Saturday 30 July 2016
'To Agamemnon, Honour is nothing more than
a bone that he drops in the yard
when he gets a whiff of something
with more flesh to gorge on.'
'Through most cultures, through most of history, the arts – music, dance, painting, theatre – have not been done for the living at all, but for the dead. Indigenous performances, African performances, Asian performances are dances for the spirits of the dead- ways to commemorate, to atone and to heal. Their purpose is to say that love continues, and that any pain or sorrow around the death needs to be purged. That the lives of those remaining will only return to a position of balance when the enduring pain has been expunged.' Michael Walling
Border Crossings' two plays, This Flesh is Mine and When Nobody Returns come to London in October 2016.
For the Palestinians home is an absence, so in its absence, with its theft,language and poetry become all important to the preservation of their country. In The Cloud in My Hand the Palestinian poet, Mahmoud Darwish, wrote;
The place was prepared for his birth:
His grandfather's hill of sweet basil
With views to the east and the west.
God's olive trees rising with the language.
When first visiting Palestine, Michael Walling, artistic director of Border Crossings, was struck by this importance of culture in Palestinian life. 'Palestine is probably the most vibrant space I have ever encountered. Everyone is deeply informed about history and culture.' In April 2014 Michael worked with actors from the Ramallah-based Ashtar Theatre on a production of This Flesh is Mine by Brian Woolland. Using The Iliad as a starting point the play was set partly in the classical and partly in the modern world. In Almond Blossoms and Beyond Darwish drew a parallel between Ramallah and Homeric Troy and Walling has been happy to follow Darwish since, 'mythology allows you to address the present without apportioning blame … it permits a purer, more emotional identification with the experience of prolonged warfare.'
In the upcoming London production This Flesh is Mine will be joined by Brian Woolland's new play, When Nobody Returns. After The Illiad there has to be The Odyssey, after war displacement. The two plays will be performed under Westway near Ladbroke Grove, London, 20 October – 6 November. The cast will include Palestinian actors Iman Aoun and Bayan Shbib. Music by Dave Carey. Director: Michael Walling
'It is as if the people living here are themselves determined not to let it become in any real sense a home. For them, home sits beyond the wall, behind the checkpoint, in the lands from which they are now excluded, towns which most of them have never even seen. Many carry the keys to their ancestral dwellings with them wherever they go, as a reminder of their displacement and their aspiration to return.' (Michael Walling)
Michael directed my first play, Simple Writings, and was a major contributor to Spitting Into the Sky, a play about Dylan Thomas. You can read more about his influence on my playwrighting in 'Left Field'. Now that my memoir has been published I have offered to help Border Crossings with the promotion of these plays and with the upcoming London production.

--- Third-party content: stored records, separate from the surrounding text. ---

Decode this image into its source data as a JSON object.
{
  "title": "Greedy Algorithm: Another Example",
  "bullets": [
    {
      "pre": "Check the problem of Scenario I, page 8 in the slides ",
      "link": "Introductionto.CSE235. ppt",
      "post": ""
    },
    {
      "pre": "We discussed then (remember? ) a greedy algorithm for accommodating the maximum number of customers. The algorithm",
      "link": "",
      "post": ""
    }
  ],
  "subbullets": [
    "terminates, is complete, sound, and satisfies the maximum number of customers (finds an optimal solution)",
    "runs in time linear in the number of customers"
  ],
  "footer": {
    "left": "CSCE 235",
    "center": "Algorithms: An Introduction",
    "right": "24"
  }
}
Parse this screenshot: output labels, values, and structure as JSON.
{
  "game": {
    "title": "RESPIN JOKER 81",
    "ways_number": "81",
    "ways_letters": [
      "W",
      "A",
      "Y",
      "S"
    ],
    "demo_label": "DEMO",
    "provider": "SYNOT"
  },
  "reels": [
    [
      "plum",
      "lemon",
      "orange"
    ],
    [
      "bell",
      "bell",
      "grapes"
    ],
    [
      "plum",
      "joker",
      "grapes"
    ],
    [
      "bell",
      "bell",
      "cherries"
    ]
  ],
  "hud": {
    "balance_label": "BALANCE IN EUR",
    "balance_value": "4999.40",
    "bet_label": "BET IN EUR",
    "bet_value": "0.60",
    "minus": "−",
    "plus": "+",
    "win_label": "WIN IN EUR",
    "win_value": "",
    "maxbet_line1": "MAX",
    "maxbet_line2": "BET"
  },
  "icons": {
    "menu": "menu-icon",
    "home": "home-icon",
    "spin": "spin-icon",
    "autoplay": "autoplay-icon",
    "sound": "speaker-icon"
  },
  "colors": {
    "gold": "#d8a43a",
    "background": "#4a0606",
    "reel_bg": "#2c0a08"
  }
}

Tuesday 12 July 2016
In 'Left Field' I wrote this: "Ambrose Bierce, the American wit, said that politics is ‘a strife of interests masquerading as a contest of principles. The conduct of public affairs for private advantage.’ This 'Politics' takes place in a box with shared rules of engagement. If, like me, you believe there is nothing ‘shared’ about our world, the only place for politics is on the streets, not in a debating chamber full of Right Honourables who barrack and ridicule each other, then go off to have cosy lunches together ... Despite my aversion to the ‘parliamentary road’ I supported Jeremy Corbyn in the Labour Party leadership campaign. I helped work the phones and databased the media. I have now joined the Labour Party. Perhaps this is because Jeremy offers an alternative to austerity and war, an alternative to the estate agents of New Labour. I have consistently voted for him as my constituency MP for these reasons and not because he belongs to the Labour Party. I write this on a Sunday afternoon in October after bumping into him on the street as he was cycling to visit his grandchild. He stopped to talk and asked me for permission to continue his journey! The next day he was addressing 7,000 people in Liverpool."